-- Extracted material follows --

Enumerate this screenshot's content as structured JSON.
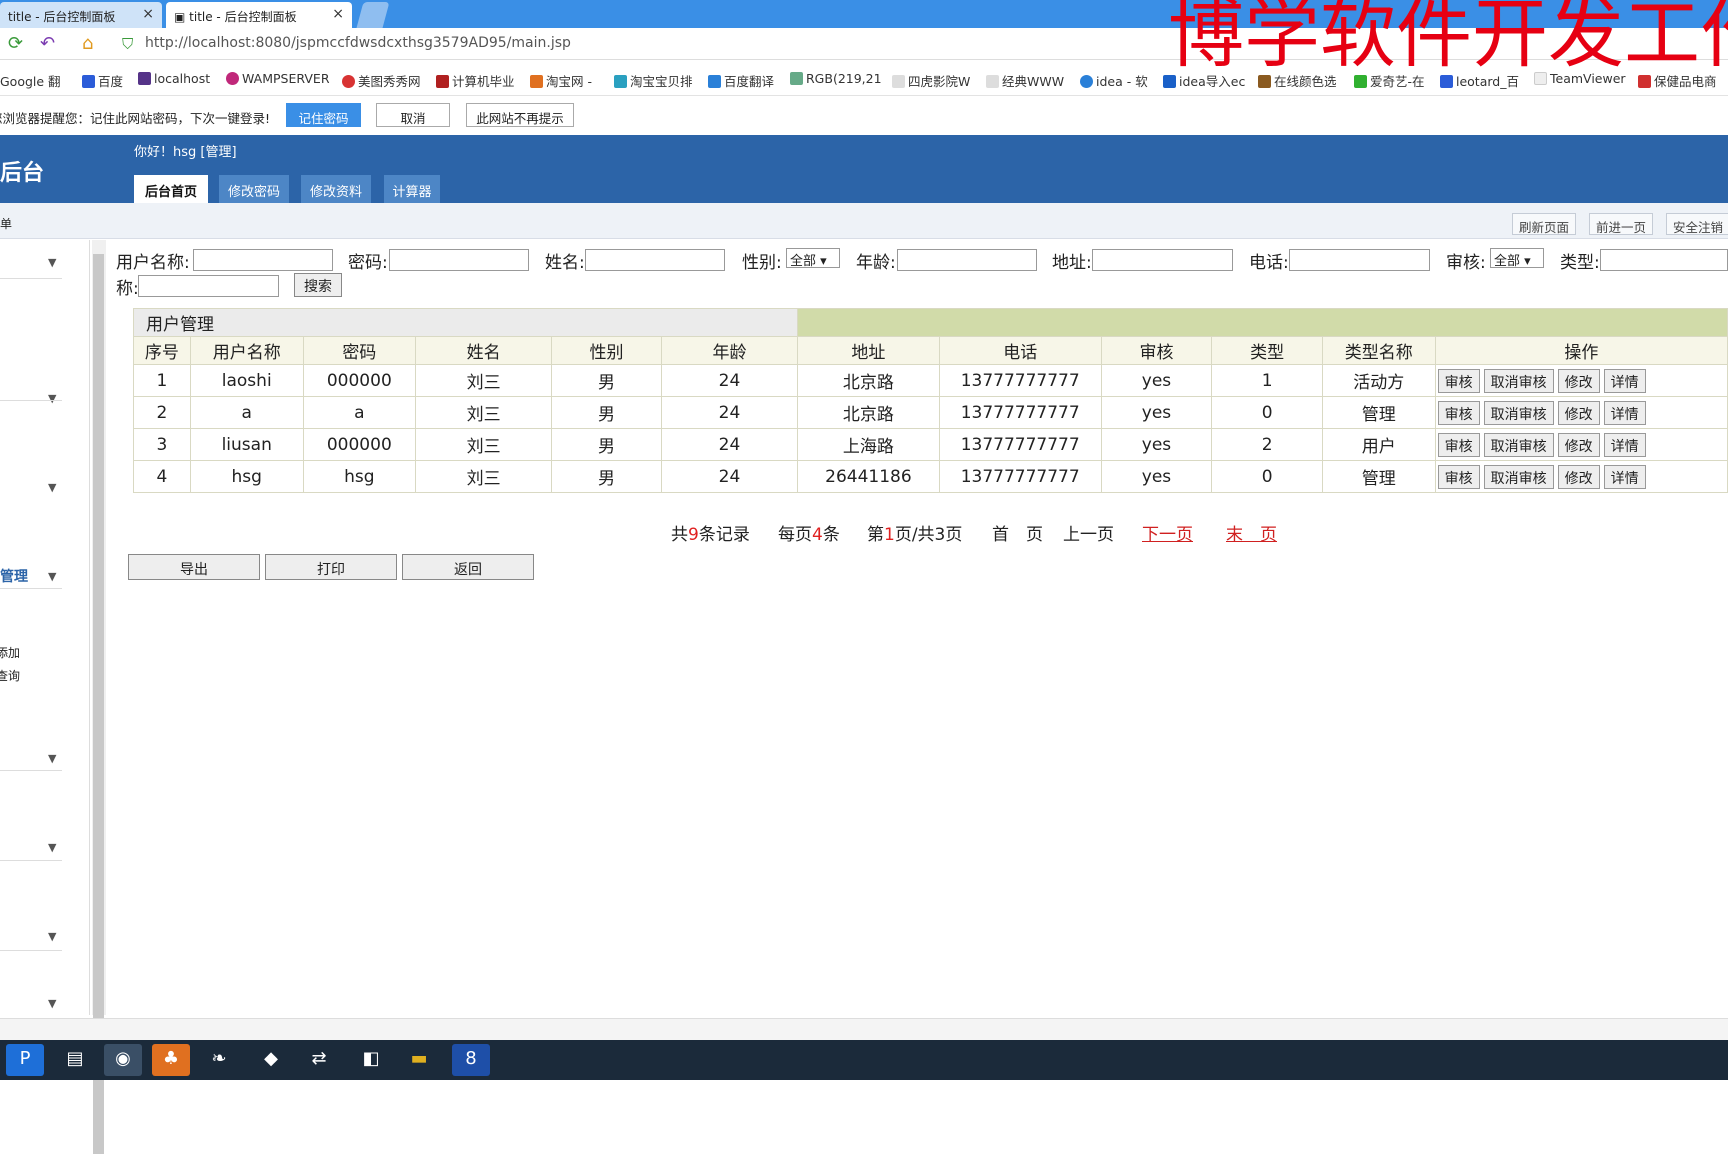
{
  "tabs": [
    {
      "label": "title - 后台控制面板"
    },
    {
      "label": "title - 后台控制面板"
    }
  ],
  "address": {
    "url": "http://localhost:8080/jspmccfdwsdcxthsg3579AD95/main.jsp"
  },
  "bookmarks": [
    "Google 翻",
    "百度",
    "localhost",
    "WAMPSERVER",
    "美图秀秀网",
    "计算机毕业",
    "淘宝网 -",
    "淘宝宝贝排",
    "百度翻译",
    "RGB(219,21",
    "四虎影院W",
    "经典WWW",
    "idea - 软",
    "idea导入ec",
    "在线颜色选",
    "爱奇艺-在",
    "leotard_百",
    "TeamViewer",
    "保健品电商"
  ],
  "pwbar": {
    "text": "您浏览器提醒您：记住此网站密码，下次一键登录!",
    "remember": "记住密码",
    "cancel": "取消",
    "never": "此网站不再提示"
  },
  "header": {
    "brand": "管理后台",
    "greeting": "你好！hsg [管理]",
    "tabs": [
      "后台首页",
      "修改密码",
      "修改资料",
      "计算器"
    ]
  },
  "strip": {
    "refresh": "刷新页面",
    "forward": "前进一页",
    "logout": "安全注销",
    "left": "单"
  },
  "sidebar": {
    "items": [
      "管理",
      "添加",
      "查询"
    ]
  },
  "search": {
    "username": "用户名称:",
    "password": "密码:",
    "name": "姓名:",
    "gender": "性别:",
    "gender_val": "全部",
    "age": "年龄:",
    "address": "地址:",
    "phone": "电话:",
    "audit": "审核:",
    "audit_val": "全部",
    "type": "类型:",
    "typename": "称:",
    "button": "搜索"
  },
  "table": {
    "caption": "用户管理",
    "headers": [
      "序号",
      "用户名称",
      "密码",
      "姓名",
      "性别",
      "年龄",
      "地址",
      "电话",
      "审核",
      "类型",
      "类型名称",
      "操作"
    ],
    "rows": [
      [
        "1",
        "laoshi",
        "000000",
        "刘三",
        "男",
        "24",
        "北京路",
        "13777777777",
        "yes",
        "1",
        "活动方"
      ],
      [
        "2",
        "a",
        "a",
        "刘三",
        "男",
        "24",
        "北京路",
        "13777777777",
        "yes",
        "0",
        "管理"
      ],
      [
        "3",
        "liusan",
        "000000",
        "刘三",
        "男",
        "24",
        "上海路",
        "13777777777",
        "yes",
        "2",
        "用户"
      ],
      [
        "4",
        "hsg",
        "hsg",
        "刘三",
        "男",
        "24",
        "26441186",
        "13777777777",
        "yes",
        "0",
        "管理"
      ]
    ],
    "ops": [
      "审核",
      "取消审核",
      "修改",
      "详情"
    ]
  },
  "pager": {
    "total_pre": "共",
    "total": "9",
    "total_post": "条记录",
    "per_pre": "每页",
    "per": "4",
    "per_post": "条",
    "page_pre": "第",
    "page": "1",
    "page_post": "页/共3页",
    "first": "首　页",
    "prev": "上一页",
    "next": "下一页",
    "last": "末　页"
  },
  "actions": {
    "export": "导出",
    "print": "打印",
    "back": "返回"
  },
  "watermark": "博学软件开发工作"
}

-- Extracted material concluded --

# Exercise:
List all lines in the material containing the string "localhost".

# Task answer:
    "url": "http://localhost:8080/jspmccfdwsdcxthsg3579AD95/main.jsp"
    "localhost",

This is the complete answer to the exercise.